A Good Mentor Gives You Rope
We are happy to present the second in our series of guest bloggers.
The bloggers will be giving you a glimpse into their personal mentor/mentee experiences. Some spotlighted relationships may have grown into deep personal friendships, while others might be purely business in nature–mentees observing their mentor at work. No matter the depth of the relationship, mentees will testify to the importance of their mentors. Guest blog posts will appear, sporadically, but always on a Tuesday.
Please welcome Marco Martinez-Galarce, a resident of the Santa Cruz-Monterey Area, Mr. Martinez-Galarce is a talented fiction and nonfiction filmmaker/writer at Sin Zapatos Productions, and producer/director at Eileen Street Productions. A graduate of UCSC with a MFA from Columbia University, he is currently a lecturer at UCSC, taught at two other colleges and serves as a mentor to his students. You can see his work at Episodes Archive.
My Impresario, John Dizikes:
When I decided to invite the new Provost at to our first Cowell College Cabaret at the start of that Fall term, the last thing I expected was that I would meet the man who would guide me, would teach me, and who would prove to be not only a mentor but also a friend for all the years to come.
John Dizikes had been appointed Provost at my College that previous summer, and to tell the truth, it was the kind of academic behind-the-scenes occurrence that simply didnt register with most students, certainly not with me. However, despite being completely clueless about most things, I did understand that inviting the new head of the college to come and see my work might not be a bad move on my part, politically-speaking, which is what I did, and as a result I came to know the most supportive, understanding, challenging teacher and mentor Ive ever had.
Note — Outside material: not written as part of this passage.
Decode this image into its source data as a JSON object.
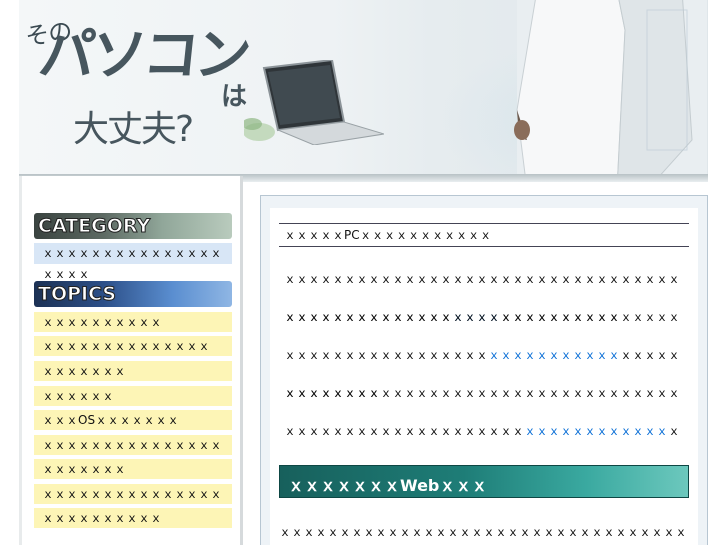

John is an American historian; he was one of the original members of the faculty, having been hired by the celebrated himself when the university first opened. When John and his lovely wife Anne took over the leadership of Cowell College, they truly turned their years in the provostship into an era, one that is still fondly cherished by one and all who were there, be they students, staff or faculty.
John taught me two very important concepts, concepts which have served me well as a film and theater director, and as a teacher: the power of saying yes, and the wisdom of giving people enough rope to hang themselves.
Yes. It is true: when one says yes, things happen! When one says no, that is, more often than not, the end of the conversation. True power resides in saying yes, no two ways about it. Im always bemused by some folks, especially in academia, who seem to be enamored of the word no. They think they are so muscular and forceful when they go about uttering no to this and no to that. That is not real power. When one has said no, nothing happens, theres nothing to be affected, guided nor modified forget about something being learned. With yes, things happen, things that one can then influence and change, refine and shape, especially the people involved. John Dizikes taught me this very powerful concept by the way he dealt with me.
Rope. Well, John certainly gave me sufficient rope to hang myself a few times over, and then some, and I certainly managed to do so often enough. And as a result, I learned that I actually had limits, and that when I crossed them there were consequences to be had. However, being able to push the proverbial envelop, as it were, rushing to meet my limits and all of it, that was something that I also needed to learn, for it gave me a sense of how much capability I had in me. Truth is that I had never worked so dedicatedly in my life before I met John, for his constant belief in me made it literally impossible for me NOT to work myself to my very limits. The rope he so generously allowed me to have challenged me in more ways that I knew were possible, and the end result was that I learned to work hard and long, to pour my entire being into the task at hand, to push myself to the very edge of my being, all in the quest of excellence and achievement.
John used to tell people at UC Santa Cruz that he was but my impresario, and that was exactly what he was, my lifes impresario par excellence. He opened doors for me, promoted my case and my work, secured the necessary funds I required to mount every crazy theatrical project I thought of and proposed, made sure that the college and its community allowed me the use of any and all spaces in whatever insane ways I sought in order to make my theater, was a deep fountain of knowledge and wisdom from which I could always draw all I required, became my teacher, my advisor, my mentor, my friend.
However, the greatest impact John has had in my life has been in my teaching, for I have emulated him as best I could in how I deal with my own students. When I first got hired to teach at my Alma mater, UC Santa Cruz, foremost in my mind was how to find a way to honor Johns contribution to my own education, my work and my life, and it became clear that the best thing I could do to achieve just that was for me to try to do for my students what John Dizikes had done for me: Yes and rope.
Marco Martinez-Galarce, 2011